What to do to avoid car cloning
• When buying a second-hand car, use established dealers or make sure you visit a private seller’s own home. Never do the deal in laybys or car parks.
• If a car is being sold at well below its true market value, be very suspicious.
• Make sure you compare the Vehicle Identification Number (VIN) with the V5C logbook and other supporting documentation.
• Never share any pictures of your V5C logbook online, and don’t give out the 11 or 12-digit Document Reference Number contained on the V5C.
• If you receive a parking or speeding ticket – or any other penalty notice – and you believe that your car has been cloned, contact the issuing authority, the police and the DVLA at once, and document everything you tell them in writing.
GROUSEY’S FOOTWELL FINDS
Lanarkshire idle anger
Can’t remember where, but about a year ago I read South Lanarkshire Council plan to fine drivers who leave their engine running.

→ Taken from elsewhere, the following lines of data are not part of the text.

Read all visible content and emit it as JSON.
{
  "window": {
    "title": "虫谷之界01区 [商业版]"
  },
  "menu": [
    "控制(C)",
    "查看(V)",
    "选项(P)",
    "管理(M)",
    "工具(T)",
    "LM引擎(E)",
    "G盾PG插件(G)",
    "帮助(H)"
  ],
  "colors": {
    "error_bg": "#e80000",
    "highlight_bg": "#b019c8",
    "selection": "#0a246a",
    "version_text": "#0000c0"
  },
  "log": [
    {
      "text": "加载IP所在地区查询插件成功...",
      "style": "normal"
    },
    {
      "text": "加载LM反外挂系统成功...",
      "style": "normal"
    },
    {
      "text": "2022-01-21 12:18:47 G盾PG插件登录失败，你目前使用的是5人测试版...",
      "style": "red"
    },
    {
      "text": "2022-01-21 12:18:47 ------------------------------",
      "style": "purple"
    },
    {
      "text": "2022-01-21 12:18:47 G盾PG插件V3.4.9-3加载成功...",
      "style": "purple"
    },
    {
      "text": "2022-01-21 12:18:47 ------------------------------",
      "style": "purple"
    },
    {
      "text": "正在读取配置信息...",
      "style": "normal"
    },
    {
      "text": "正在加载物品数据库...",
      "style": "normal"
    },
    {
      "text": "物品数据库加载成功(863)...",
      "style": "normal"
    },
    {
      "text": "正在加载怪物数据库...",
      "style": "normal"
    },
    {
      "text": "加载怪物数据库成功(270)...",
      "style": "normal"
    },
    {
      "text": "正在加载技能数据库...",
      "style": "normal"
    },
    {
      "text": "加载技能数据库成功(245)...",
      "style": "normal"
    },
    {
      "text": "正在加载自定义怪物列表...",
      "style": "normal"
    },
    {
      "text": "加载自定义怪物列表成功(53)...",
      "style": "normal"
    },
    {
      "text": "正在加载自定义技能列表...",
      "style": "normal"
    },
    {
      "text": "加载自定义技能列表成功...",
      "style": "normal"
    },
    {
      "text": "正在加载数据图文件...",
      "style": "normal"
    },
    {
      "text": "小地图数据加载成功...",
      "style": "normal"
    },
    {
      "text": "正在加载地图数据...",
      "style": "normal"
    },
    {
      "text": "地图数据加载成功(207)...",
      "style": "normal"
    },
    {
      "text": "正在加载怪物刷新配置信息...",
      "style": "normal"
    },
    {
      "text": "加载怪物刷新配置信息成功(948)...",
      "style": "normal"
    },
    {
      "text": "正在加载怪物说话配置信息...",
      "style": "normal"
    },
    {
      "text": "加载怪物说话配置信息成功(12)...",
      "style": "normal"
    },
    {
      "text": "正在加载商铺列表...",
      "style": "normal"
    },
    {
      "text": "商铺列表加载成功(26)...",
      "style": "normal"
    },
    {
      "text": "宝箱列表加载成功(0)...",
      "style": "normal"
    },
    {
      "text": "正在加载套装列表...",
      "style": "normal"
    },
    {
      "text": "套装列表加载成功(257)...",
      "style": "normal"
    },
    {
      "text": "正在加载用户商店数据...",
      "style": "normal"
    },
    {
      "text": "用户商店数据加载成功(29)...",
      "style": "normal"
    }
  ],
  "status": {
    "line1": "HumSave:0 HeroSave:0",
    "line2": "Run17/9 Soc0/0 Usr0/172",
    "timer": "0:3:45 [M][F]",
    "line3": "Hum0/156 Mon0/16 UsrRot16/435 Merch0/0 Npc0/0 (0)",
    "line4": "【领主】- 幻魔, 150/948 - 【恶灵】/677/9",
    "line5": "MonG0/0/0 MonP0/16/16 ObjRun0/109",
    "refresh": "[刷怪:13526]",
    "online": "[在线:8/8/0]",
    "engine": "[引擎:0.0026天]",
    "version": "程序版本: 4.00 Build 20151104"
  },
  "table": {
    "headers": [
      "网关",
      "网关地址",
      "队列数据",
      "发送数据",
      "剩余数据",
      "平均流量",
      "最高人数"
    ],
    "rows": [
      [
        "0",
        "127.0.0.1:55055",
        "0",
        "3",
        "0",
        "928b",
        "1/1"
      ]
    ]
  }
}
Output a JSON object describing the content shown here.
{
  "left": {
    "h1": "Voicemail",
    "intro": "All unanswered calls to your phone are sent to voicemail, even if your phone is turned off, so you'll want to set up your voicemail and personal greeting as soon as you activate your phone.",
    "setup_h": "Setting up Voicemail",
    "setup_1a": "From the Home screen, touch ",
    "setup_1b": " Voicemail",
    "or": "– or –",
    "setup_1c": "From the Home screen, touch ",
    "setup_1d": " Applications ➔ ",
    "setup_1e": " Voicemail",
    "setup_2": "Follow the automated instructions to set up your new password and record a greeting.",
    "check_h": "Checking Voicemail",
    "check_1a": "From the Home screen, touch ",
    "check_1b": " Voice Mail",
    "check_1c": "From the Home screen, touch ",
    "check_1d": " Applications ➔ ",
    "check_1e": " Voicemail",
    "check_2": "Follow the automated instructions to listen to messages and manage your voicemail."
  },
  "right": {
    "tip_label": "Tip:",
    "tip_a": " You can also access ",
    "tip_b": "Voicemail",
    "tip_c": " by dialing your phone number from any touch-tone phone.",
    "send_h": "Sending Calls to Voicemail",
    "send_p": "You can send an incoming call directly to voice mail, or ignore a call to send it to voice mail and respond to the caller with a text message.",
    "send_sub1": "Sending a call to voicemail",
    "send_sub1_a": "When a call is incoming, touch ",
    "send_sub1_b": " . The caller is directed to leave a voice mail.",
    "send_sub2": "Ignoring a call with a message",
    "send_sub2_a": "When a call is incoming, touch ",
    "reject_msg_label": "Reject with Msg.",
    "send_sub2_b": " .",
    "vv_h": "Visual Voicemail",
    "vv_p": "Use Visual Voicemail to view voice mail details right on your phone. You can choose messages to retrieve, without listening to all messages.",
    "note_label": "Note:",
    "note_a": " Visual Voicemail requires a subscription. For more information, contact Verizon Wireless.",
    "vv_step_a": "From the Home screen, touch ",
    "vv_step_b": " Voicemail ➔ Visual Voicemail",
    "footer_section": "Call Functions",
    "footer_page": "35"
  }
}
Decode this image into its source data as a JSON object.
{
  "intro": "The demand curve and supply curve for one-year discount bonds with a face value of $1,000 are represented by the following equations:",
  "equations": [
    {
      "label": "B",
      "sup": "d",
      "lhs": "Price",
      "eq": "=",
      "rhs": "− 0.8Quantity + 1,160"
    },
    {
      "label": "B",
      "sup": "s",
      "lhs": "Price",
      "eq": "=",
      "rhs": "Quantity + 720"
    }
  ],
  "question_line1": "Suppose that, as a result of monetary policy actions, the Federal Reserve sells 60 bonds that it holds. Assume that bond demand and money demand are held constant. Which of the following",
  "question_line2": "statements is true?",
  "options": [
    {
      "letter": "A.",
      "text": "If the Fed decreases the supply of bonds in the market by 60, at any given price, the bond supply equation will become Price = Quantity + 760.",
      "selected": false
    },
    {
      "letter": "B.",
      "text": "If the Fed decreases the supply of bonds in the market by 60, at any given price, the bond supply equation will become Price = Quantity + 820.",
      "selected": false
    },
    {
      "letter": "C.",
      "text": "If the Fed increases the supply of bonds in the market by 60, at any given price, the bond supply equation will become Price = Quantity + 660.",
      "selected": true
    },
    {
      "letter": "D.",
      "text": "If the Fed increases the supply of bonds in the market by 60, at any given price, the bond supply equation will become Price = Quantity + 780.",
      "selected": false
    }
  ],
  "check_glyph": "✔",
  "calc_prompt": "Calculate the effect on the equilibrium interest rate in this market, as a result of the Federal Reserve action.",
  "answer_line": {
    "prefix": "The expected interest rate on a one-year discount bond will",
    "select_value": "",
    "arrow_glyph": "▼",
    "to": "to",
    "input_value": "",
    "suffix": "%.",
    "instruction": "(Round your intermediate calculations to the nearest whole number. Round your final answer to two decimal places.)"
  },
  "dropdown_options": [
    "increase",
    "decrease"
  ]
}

The council was planning some sort of anti-idle campaign. Does any reader know if they actually got as far as implementing the campaign, and did it succeed in its goals? A good number of cars have a stop-start facility installed. (I find them annoying). Stop at the traffic lights and the engine switches off, hit the gas pedal and the engine starts up again. I’m sure it can’t do an engine much good over a long period, but there it is. Anyhow, I’d like to hear of the ‘Idle Anger’ campaign surely aimed at those sitting a long time. Did it happen?
Thin rubber cables, two laid in parallel about two feet apart, are appearing across our city roads, courtesy of our Highways Departments. I assume they are counting traffic numbers in a given street at a given point, but are they checking speed levels? They aren’t “computer” cables in the conventional sense, they are traffic sensors. They use two so that they know what kind of vehicle it is, based upon the time difference between when the wheel crosses which sensor. The cables are hollow tubes that use the air pressure within them, compressed by a passing car tyre, to record the wheel passing over them. They can tell the direction by which is contacted first. I’ve got into my head they are also sneaky speed calculators, there for volume and speedsters. Correct?
Self-drive robotic vehicles
So far, I remain to be convinced of the benefits of self-driving cars. Reverse parking by AI computer might be a boon to those with back or neck pain who find it difficult to look behind them as easily as an owl might, or are spatially challenged, but experiments to have cars drive down a motorway while we are asleep (I exaggerate only a little), creep me out. The joy of driving a car is taking command, making split second decisions, all good to keep the intellect in trim. We are sitting, sedentary, but the windscreen is an interactive television screen in which you must participate. If you have an accident in one, who is to blame, the computer or the driver? Others are struck by the same dilemma, the growth of AI intelligence. Moral Crumple Zones: Cautionary Tales in Human-Robot Interaction, is a fascinating academic paper by Madeleine Clare Elish, an anthropologist who works at the Data & Society institute in New York. If you’ve time, Google it and have a glance. Meanwhile, I’ll drive, thanks.